═════ Given data
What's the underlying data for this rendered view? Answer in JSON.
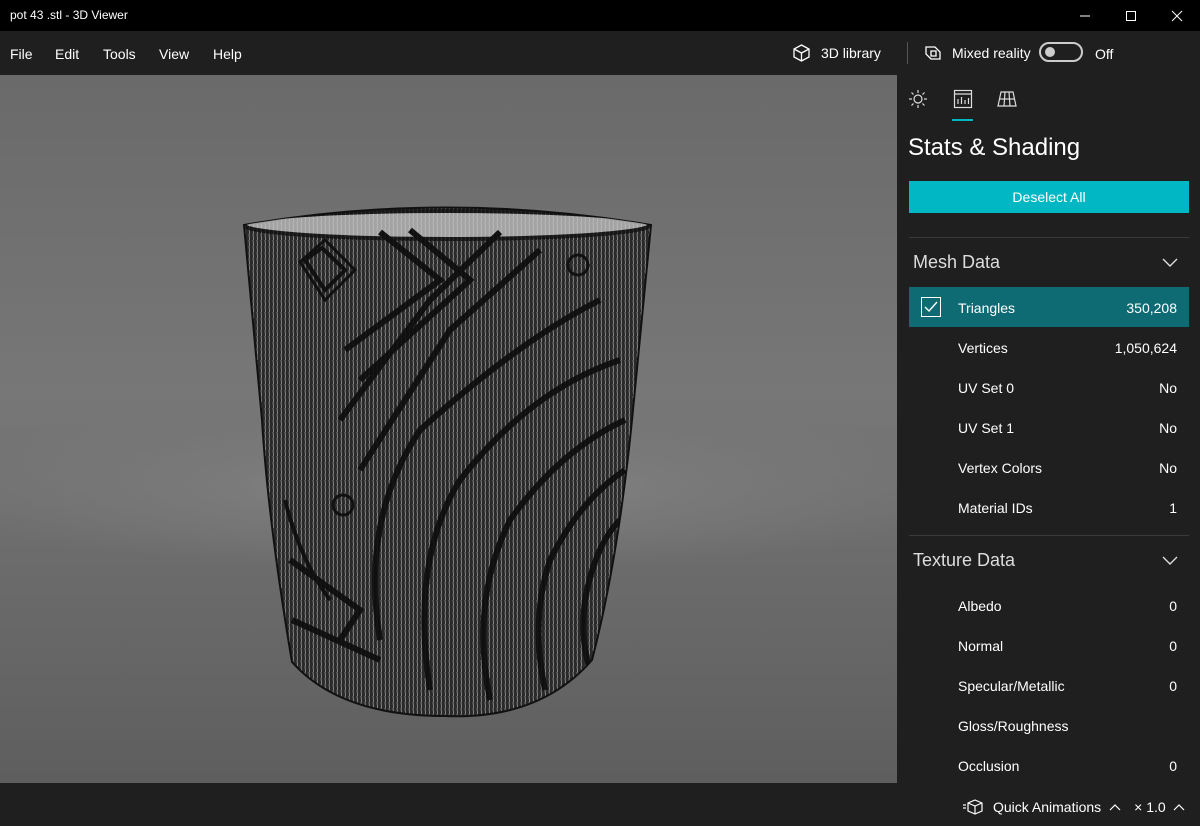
{
  "window": {
    "title": "pot 43 .stl - 3D Viewer"
  },
  "menu": {
    "items": [
      "File",
      "Edit",
      "Tools",
      "View",
      "Help"
    ]
  },
  "toolbar": {
    "library_label": "3D library",
    "mixed_reality_label": "Mixed reality",
    "toggle_state": "Off"
  },
  "panel": {
    "title": "Stats & Shading",
    "deselect_label": "Deselect All",
    "mesh_section": "Mesh Data",
    "mesh_rows": [
      {
        "label": "Triangles",
        "value": "350,208",
        "checked": true
      },
      {
        "label": "Vertices",
        "value": "1,050,624"
      },
      {
        "label": "UV Set 0",
        "value": "No"
      },
      {
        "label": "UV Set 1",
        "value": "No"
      },
      {
        "label": "Vertex Colors",
        "value": "No"
      },
      {
        "label": "Material IDs",
        "value": "1"
      }
    ],
    "texture_section": "Texture Data",
    "texture_rows": [
      {
        "label": "Albedo",
        "value": "0"
      },
      {
        "label": "Normal",
        "value": "0"
      },
      {
        "label": "Specular/Metallic",
        "value": "0"
      },
      {
        "label": "Gloss/Roughness",
        "value": ""
      },
      {
        "label": "Occlusion",
        "value": "0"
      }
    ]
  },
  "bottom": {
    "quick_animations": "Quick Animations",
    "speed": "× 1.0"
  },
  "colors": {
    "accent": "#00b7c3",
    "selected_row": "#0e6b74",
    "panel_bg": "#1f1f1f"
  }
}
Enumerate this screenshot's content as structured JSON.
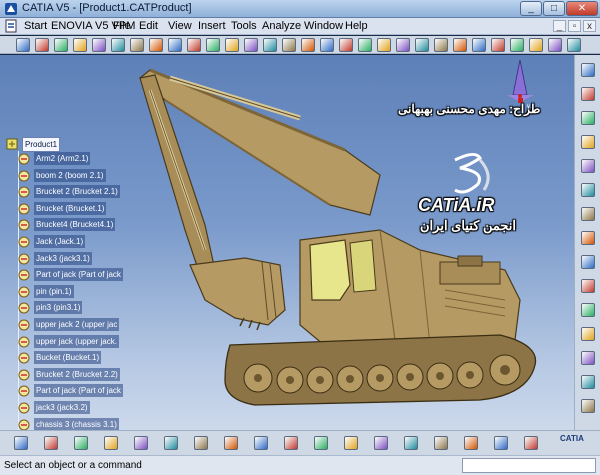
{
  "window": {
    "title": "CATIA V5 - [Product1.CATProduct]",
    "minimize": "_",
    "maximize": "□",
    "close": "✕"
  },
  "menu": {
    "items": [
      "Start",
      "ENOVIA V5 VPM",
      "File",
      "Edit",
      "View",
      "Insert",
      "Tools",
      "Analyze",
      "Window",
      "Help"
    ],
    "mdi_minimize": "_",
    "mdi_restore": "▫",
    "mdi_close": "x"
  },
  "tree": {
    "root": "Product1",
    "nodes": [
      "Arm2 (Arm2.1)",
      "boom 2 (boom 2.1)",
      "Brucket 2 (Brucket 2.1)",
      "Brucket (Brucket.1)",
      "Brucket4 (Brucket4.1)",
      "Jack (Jack.1)",
      "Jack3 (jack3.1)",
      "Part of jack (Part of jack",
      "pin (pin.1)",
      "pin3 (pin3.1)",
      "upper jack 2 (upper jac",
      "upper jack (upper jack.",
      "Bucket (Bucket.1)",
      "Brucket 2 (Brucket 2.2)",
      "Part of jack (Part of jack",
      "jack3 (jack3.2)",
      "chassis 3 (chassis 3.1)"
    ]
  },
  "watermark": {
    "designer": "طراح: مهدی محسنی بهبهانی",
    "site": "CATiA.iR",
    "community": "انجمن کتیای ایران"
  },
  "status": {
    "message": "Select an object or a command",
    "command_value": ""
  },
  "branding": {
    "logo_text": "CATIA"
  },
  "colors": {
    "body": "#b59a63",
    "body_dark": "#7d6538",
    "track": "#8c7446",
    "cabin_glass": "#e8e68c",
    "tree_label_bg": "#2d4f8c"
  },
  "toolbars": {
    "top_icons": [
      "product-icon",
      "sketch-icon",
      "move-icon",
      "pan-icon",
      "zoom-in-icon",
      "zoom-out-icon",
      "normal-view-icon",
      "iso-view-icon",
      "multi-view-icon",
      "shading-icon",
      "hide-show-icon",
      "swap-icon",
      "constraint-icon",
      "fix-icon",
      "coincidence-icon",
      "contact-icon",
      "offset-icon",
      "angle-icon",
      "fix-together-icon",
      "quick-constraint-icon",
      "manipulation-icon",
      "snap-icon",
      "explode-icon",
      "clash-icon",
      "update-icon",
      "section-icon",
      "distance-icon",
      "measure-icon",
      "knowledge-icon",
      "book-icon"
    ],
    "right_icons": [
      "axis-icon",
      "compass-icon",
      "assembly-icon",
      "existing-component-icon",
      "new-part-icon",
      "new-product-icon",
      "replace-icon",
      "graph-tree-icon",
      "reorder-icon",
      "numbering-icon",
      "catalog-icon",
      "bill-of-material-icon",
      "scene-icon",
      "annotation-icon",
      "save-icon"
    ],
    "bottom_icons": [
      "undo-icon",
      "redo-icon",
      "fly-icon",
      "rotate-icon",
      "pan-view-icon",
      "zoom-view-icon",
      "fit-all-icon",
      "iso-icon",
      "layer-icon",
      "properties-icon",
      "catalog-browser-icon",
      "formula-icon",
      "materials-icon",
      "hide-icon",
      "swap-visible-icon",
      "render-icon",
      "light-icon",
      "camera-icon"
    ]
  }
}
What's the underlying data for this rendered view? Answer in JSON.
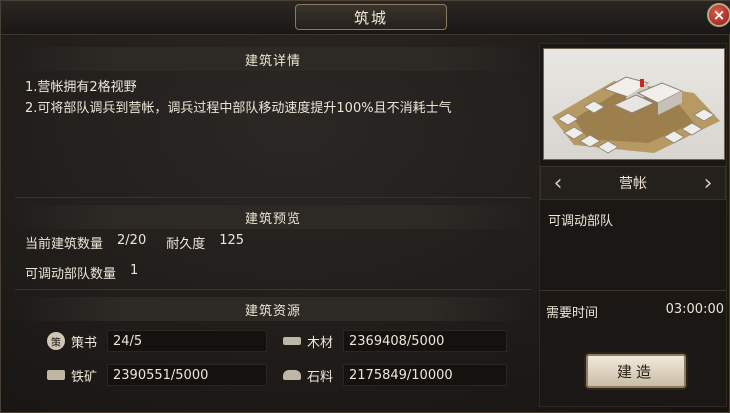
{
  "window": {
    "title": "筑城",
    "close_symbol": "×"
  },
  "details": {
    "header": "建筑详情",
    "lines": [
      "1.营帐拥有2格视野",
      "2.可将部队调兵到营帐，调兵过程中部队移动速度提升100%且不消耗士气"
    ]
  },
  "preview": {
    "header": "建筑预览",
    "count_label": "当前建筑数量",
    "count_value": "2/20",
    "durability_label": "耐久度",
    "durability_value": "125",
    "troops_label": "可调动部队数量",
    "troops_value": "1"
  },
  "resources": {
    "header": "建筑资源",
    "items": [
      {
        "name": "策书",
        "amount": "24/5",
        "icon": "strategy-book-icon",
        "glyph": "策"
      },
      {
        "name": "木材",
        "amount": "2369408/5000",
        "icon": "wood-icon"
      },
      {
        "name": "铁矿",
        "amount": "2390551/5000",
        "icon": "iron-icon"
      },
      {
        "name": "石料",
        "amount": "2175849/10000",
        "icon": "stone-icon"
      }
    ]
  },
  "building": {
    "name": "营帐",
    "description": "可调动部队",
    "time_label": "需要时间",
    "time_value": "03:00:00",
    "build_label": "建造",
    "prev_arrow": "‹",
    "next_arrow": "›"
  },
  "colors": {
    "accent": "#c9bda6",
    "close": "#b3251a"
  }
}
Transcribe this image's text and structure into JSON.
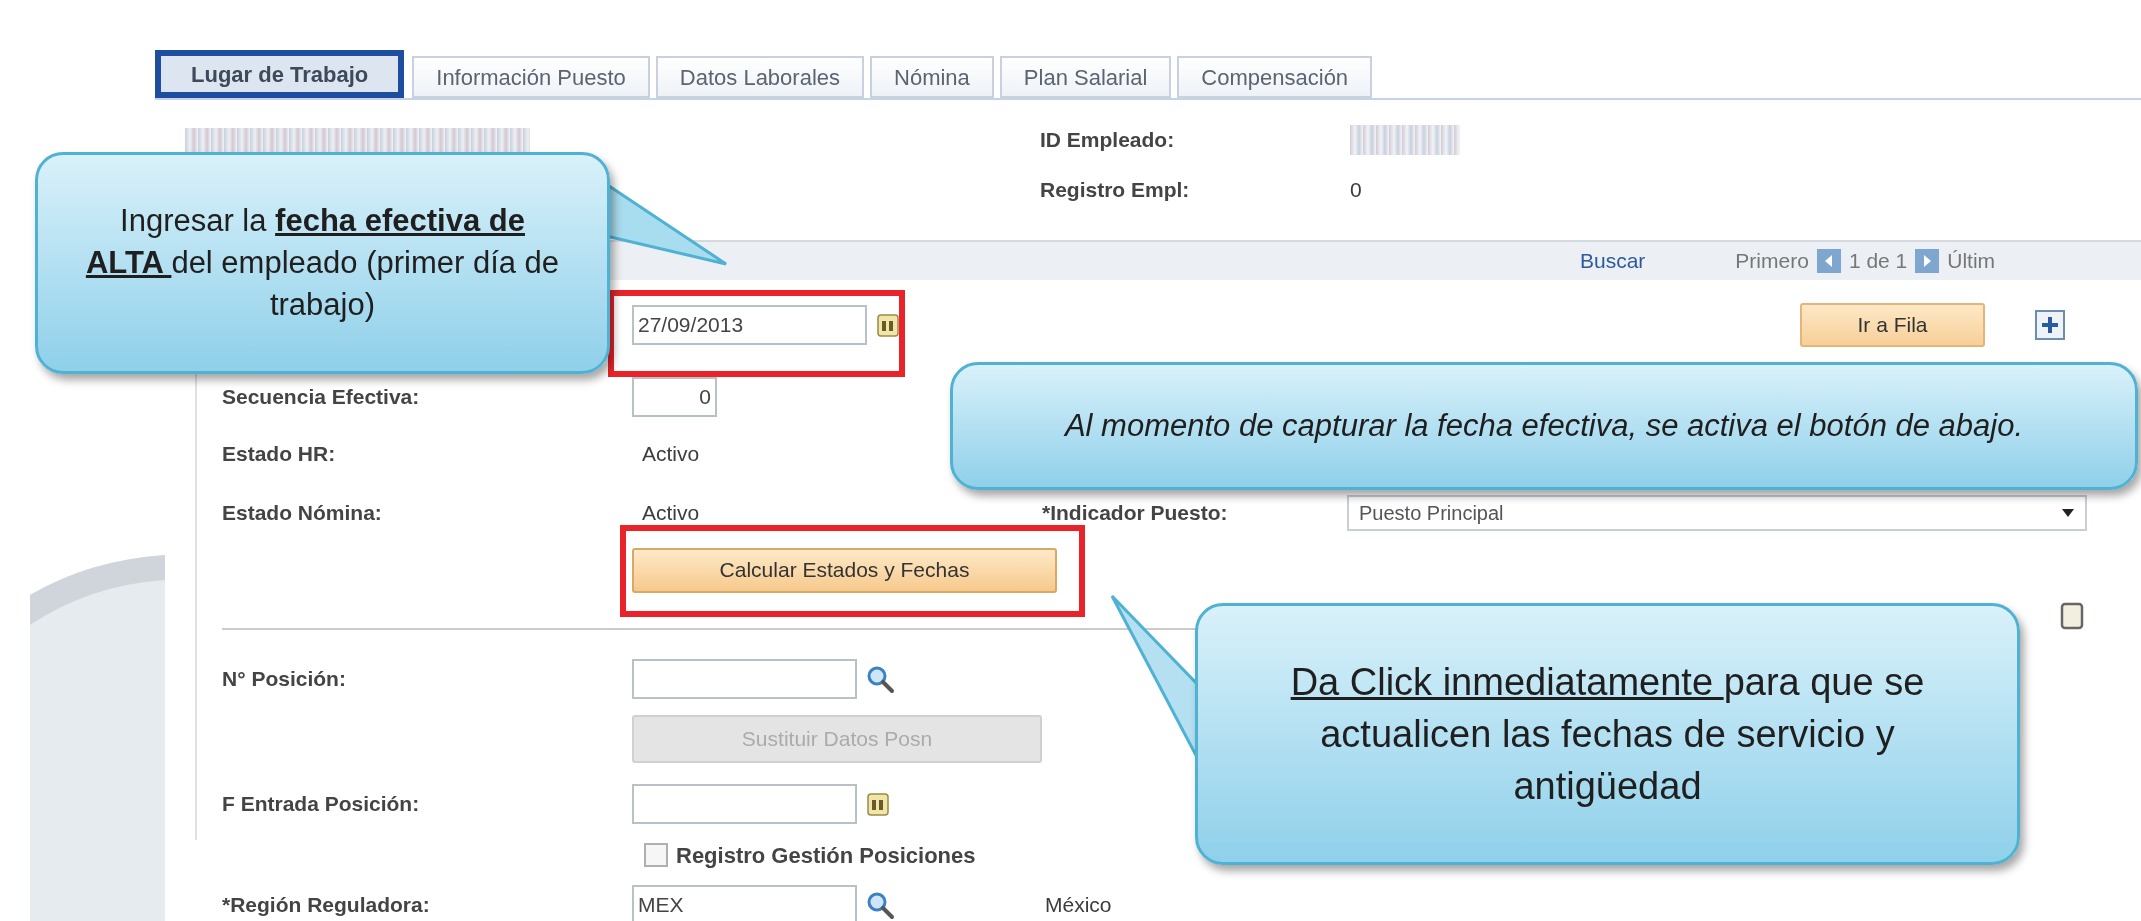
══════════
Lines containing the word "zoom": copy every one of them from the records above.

Final answer:
      "zoom-in-icon",
      "zoom-out-icon",
      "zoom-view-icon",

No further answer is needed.